Although Alzheimer’s disease is not a new disease, its prevalence appears to have increased in recent decades. While that may simply be because we now recognize the symptoms of the disease earlier, the fact remains that one in nine people aged 65 or older are suffering from Alzheimer’s disease, according to the Alzheimer’s Association. If you were recently diagnosed with Alzheimer’s disease, you are undoubtedly still wrestling with the motional impact of that diagnosis. At some point, however, there are some practical steps you should take. To help you with the practical and legal ramifications of your diagnosis, the Los Angeles elder law attorneys at Schomer Law Group, APC discuss what you need to know if you were recently diagnosed with Alzheimer’s disease.
What Is Alzheimer’s Disease?
Alzheimer’s disease, though complex, is explained by the National Institute on Aging as a brain disorder that gradually erodes memory, thinking abilities, and eventually the capacity to perform even basic tasks. It stands as the leading cause of dementia in older adults, typically not showing symptoms until age 60 or beyond. Despite ongoing research, the exact cause of Alzheimer’s remains uncertain, and unfortunately, there is no known method of preventing or curing Alzheimer’s disease yet.
What Practical Steps Should I Take If I Was Just Diagnosed with Alzheimer’s Disease?
Alzheimer’s is a progressive disease, meaning that the symptoms become more pronounced as time goes by. The disease has seven stages, with stage one starting 10 to 15 years before symptoms begin to show. By the time a sufferer reaches stage five or six, symptoms of the disease can render the individual incapacitated for legal purposes. That means that there are steps you should take now while you are still able to take them if you were recently diagnosed with Alzheimer’s disease, such as:
- Executing an Advance Directive. If you have specific preferences about end-of-life medical treatment, you want to ensure that those preferences are honored and the only way to do that is by executing the appropriate advance directive. A Living Will allows you to express your wishes concerning end-of-life health care while a health care Power of Attorney allows you to appoint someone to make healthcare decisions on your behalf when you reach the point of incapacity and can no longer do so yourself.
- Review and revise your estate plan.
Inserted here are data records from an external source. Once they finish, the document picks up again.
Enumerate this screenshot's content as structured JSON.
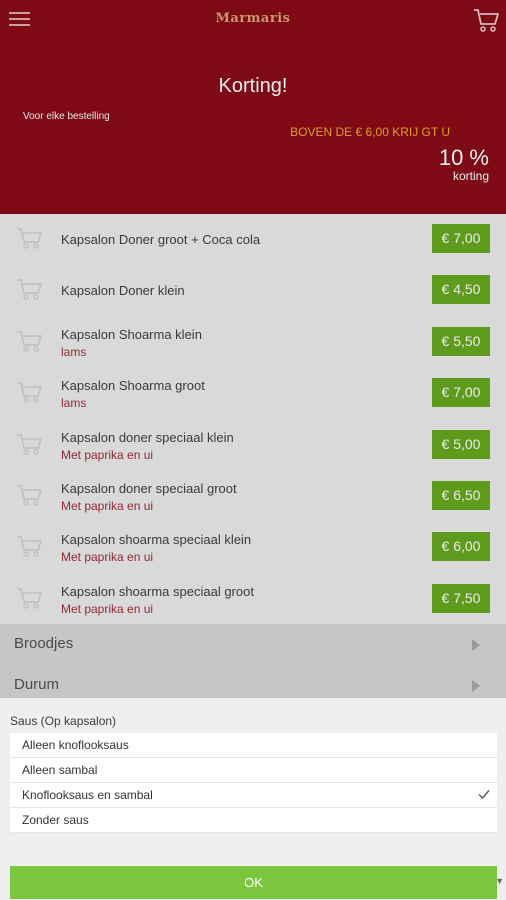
{
  "app": {
    "brand": "Marmaris"
  },
  "header": {
    "title": "Korting!",
    "subtitle": "Voor elke bestelling",
    "offer": "BOVEN DE € 6,00 KRIJ GT U",
    "percent": "10 %",
    "percent_label": "korting"
  },
  "items": [
    {
      "name": "Kapsalon Doner groot + Coca cola",
      "sub": "",
      "price": "€ 7,00"
    },
    {
      "name": "Kapsalon Doner klein",
      "sub": "",
      "price": "€ 4,50"
    },
    {
      "name": "Kapsalon Shoarma klein",
      "sub": "lams",
      "price": "€ 5,50"
    },
    {
      "name": "Kapsalon Shoarma groot",
      "sub": "lams",
      "price": "€ 7,00"
    },
    {
      "name": "Kapsalon doner speciaal klein",
      "sub": "Met paprika en ui",
      "price": "€ 5,00"
    },
    {
      "name": "Kapsalon doner speciaal groot",
      "sub": "Met paprika en ui",
      "price": "€ 6,50"
    },
    {
      "name": "Kapsalon shoarma speciaal klein",
      "sub": "Met paprika en ui",
      "price": "€ 6,00"
    },
    {
      "name": "Kapsalon shoarma speciaal groot",
      "sub": "Met paprika en ui",
      "price": "€ 7,50"
    }
  ],
  "categories": [
    {
      "label": "Broodjes"
    },
    {
      "label": "Durum"
    }
  ],
  "sheet": {
    "title": "Saus (Op kapsalon)",
    "options": [
      {
        "label": "Alleen knoflooksaus",
        "selected": false
      },
      {
        "label": "Alleen sambal",
        "selected": false
      },
      {
        "label": "Knoflooksaus en sambal",
        "selected": true
      },
      {
        "label": "Zonder saus",
        "selected": false
      }
    ],
    "ok_label": "OK"
  },
  "colors": {
    "header_bg": "#7e0a16",
    "price_bg": "#5e9a1c",
    "ok_bg": "#7cc53e",
    "offer_text": "#d9a028",
    "sub_text": "#8e2a34"
  }
}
While we know that the disease is progressive, Alzheimer’s progression is also unpredictable. As such, any changes you want to make to your estate plan should be accomplished now to ensure that those changes cannot be challenged on the basis of your lack of testamentary capacity.
- Consider adding Medicaid planning to your estate plan. As Alzheimer’s advances, you may need specialized care in a long-term care facility. The cost of that care can be extremely high, averaging over $140,000 per year in California in 2022. To prepare for this, incorporate Medicaid planning into your estate plan to make sure that you qualify for Medicaid benefits when needed without putting your assets at risk.
- Tell your family what you want. To help prevent conflicts among family members and provide clear guidance to anyone involved in the decision-making process, communicate your care preferences, financial decisions, and any other important matters to your family members now. Putting your wishes in writing and sharing them with your family will help them understand and follow honor your wishes.
Do You Need an Elder Law Attorney?
For more information, please join us for an upcoming FREE seminar. If you need assistance with elder law issues, contact the experienced Los Angeles elder law attorneys at Schomer Law Group APC by calling (310) 337-7696 to schedule an appointment.